www.SkillsConverged.com

Skills Converged Training Resources


Building Rapport: Pep Talk Made Easy

Building Rapport: Pep Talk Made Easy


Purpose

Some people feel uncomfortable when they are in the presence of a group and confronted with silence. They just don’t know how to fill the gap. Others might want to get straight to the point with no warm-up chat which can appear cold and emotionless. In both cases, it’s great to know how to master the art of small talk and use it when necessary. This is a fun exercise that helps the delegates to become comfortable in making small talks with others.

Objective

Using pictures, participants are encouraged to come up with small talk ideas for each picture.

What You Need

  • 3 pictures of ordinary people during normal every day activities for each group (You can obtain these pictures from free image banks on the web or cut outs from magazines).
  • A flip chart and pins or a magnetic board with magnets.

Setup

  • Split the group into teams of three people.
  • Give 3 pictures to each group.
  • Each team has 5 minutes to come up with 3 questions that they ask the main character in each photo with an aim to start a small talk or a pleasant conversation. For example:
    • If the picture shows “A mother with a young boy picking a box of breakfast cereal in a supermarket”, the questions could be:
      1. "Kids really enjoy choosing their cereals, don’t they?"
      2. "Have you tried these Frosties yet? They come with a free toy in the box."
      3. "Do you shop in this supermarket often?"
  • At the end of 5 minutes, ask a representative from each group  to pin their pictures on the board and explain the questions they came up with for each picture.
  • Get other delegates to comment about each picture and suggest ideas on small talk that were not covered by the original group.

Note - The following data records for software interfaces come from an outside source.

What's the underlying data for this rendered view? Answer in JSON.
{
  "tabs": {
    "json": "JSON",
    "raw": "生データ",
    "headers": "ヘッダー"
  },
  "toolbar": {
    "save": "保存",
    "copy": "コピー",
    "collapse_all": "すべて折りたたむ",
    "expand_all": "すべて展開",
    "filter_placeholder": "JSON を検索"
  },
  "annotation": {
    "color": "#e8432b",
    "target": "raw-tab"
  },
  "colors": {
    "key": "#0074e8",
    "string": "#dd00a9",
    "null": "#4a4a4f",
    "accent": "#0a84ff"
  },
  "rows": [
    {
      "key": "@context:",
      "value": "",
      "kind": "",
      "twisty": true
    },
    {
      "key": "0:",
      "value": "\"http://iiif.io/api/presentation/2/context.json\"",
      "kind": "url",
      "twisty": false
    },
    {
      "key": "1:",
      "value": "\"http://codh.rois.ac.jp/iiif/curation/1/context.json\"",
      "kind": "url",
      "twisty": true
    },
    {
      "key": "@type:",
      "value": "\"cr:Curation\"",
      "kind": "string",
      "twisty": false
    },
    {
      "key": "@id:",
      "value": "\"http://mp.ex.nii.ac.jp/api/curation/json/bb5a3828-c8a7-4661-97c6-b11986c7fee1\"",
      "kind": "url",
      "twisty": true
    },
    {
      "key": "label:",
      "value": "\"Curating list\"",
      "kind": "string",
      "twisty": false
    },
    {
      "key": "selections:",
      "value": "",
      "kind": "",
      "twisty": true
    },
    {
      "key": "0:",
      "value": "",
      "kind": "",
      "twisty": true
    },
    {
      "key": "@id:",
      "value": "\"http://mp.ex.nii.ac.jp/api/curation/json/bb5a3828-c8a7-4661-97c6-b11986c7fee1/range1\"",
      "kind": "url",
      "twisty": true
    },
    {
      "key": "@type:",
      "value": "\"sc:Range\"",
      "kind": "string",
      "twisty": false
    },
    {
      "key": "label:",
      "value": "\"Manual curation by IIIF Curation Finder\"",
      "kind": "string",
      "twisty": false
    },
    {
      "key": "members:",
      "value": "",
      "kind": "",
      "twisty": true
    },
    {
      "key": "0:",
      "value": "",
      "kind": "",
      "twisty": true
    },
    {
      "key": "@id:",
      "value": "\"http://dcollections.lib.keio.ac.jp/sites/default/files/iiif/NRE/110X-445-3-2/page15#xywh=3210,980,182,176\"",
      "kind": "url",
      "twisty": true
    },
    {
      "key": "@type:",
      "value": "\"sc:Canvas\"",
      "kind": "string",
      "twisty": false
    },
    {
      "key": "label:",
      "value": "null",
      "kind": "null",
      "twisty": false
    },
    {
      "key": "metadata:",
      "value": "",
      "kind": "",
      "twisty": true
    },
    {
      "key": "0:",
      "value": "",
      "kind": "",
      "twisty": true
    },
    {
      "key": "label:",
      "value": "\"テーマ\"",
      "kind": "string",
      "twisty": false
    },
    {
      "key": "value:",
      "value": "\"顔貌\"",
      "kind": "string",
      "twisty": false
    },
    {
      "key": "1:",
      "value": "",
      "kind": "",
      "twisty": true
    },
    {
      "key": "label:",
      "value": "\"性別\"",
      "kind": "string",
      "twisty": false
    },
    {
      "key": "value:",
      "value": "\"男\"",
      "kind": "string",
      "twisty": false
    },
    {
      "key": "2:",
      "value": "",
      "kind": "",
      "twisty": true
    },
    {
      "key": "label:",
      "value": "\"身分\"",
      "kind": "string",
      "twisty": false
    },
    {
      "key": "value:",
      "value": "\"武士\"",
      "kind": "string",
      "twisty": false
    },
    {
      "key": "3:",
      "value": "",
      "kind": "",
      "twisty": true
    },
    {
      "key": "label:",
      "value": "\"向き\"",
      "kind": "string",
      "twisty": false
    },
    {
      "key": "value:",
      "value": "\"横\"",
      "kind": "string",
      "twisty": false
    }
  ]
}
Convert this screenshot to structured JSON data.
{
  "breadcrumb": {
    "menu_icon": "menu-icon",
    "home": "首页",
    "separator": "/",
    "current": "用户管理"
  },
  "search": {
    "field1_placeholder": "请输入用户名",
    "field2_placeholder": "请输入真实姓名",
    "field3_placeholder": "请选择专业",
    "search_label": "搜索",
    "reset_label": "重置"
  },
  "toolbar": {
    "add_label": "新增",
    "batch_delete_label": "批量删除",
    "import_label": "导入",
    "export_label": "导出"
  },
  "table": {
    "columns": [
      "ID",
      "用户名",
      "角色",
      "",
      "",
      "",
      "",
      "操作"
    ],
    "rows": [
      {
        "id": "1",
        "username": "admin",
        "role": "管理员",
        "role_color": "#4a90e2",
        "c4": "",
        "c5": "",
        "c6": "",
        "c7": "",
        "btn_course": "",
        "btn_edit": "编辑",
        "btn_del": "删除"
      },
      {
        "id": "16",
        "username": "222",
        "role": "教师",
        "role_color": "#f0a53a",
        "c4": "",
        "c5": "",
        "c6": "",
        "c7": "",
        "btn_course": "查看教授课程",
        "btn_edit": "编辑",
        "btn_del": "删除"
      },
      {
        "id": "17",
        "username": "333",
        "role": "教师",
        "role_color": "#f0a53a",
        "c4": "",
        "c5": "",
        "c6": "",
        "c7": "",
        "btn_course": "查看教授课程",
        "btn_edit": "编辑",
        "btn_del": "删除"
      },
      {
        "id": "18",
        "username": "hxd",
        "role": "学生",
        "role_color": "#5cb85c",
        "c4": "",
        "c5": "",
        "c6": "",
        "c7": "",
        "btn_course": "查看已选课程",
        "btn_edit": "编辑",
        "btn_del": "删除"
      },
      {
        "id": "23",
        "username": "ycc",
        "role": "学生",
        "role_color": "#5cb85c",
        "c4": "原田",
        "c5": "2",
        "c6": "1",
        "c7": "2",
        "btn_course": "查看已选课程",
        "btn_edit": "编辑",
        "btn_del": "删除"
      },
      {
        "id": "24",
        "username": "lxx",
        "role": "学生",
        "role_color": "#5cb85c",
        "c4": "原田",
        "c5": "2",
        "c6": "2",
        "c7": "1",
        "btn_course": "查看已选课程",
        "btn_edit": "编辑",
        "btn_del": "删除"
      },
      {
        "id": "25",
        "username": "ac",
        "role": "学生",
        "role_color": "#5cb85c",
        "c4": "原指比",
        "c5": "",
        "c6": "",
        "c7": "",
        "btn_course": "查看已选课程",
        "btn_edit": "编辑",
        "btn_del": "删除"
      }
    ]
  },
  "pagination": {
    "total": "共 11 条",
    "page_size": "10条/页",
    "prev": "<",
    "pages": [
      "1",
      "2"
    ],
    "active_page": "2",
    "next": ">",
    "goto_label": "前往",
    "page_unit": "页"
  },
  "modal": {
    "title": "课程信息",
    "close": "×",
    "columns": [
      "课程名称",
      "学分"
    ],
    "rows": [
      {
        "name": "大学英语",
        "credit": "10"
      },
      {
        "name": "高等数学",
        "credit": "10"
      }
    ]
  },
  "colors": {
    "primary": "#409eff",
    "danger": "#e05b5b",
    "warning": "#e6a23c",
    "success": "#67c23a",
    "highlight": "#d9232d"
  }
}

Timing

Explaining the Exercise: 5 minutes.

Activity: 10 minutes

Group Feedback: 15 minutes.

Discussion

Ask delegates how they feel about making small talks with others especially customers? Do they think it is pointless or does it help building a better relationship with the client? What subjects are safe for such questions and which areas should be avoided?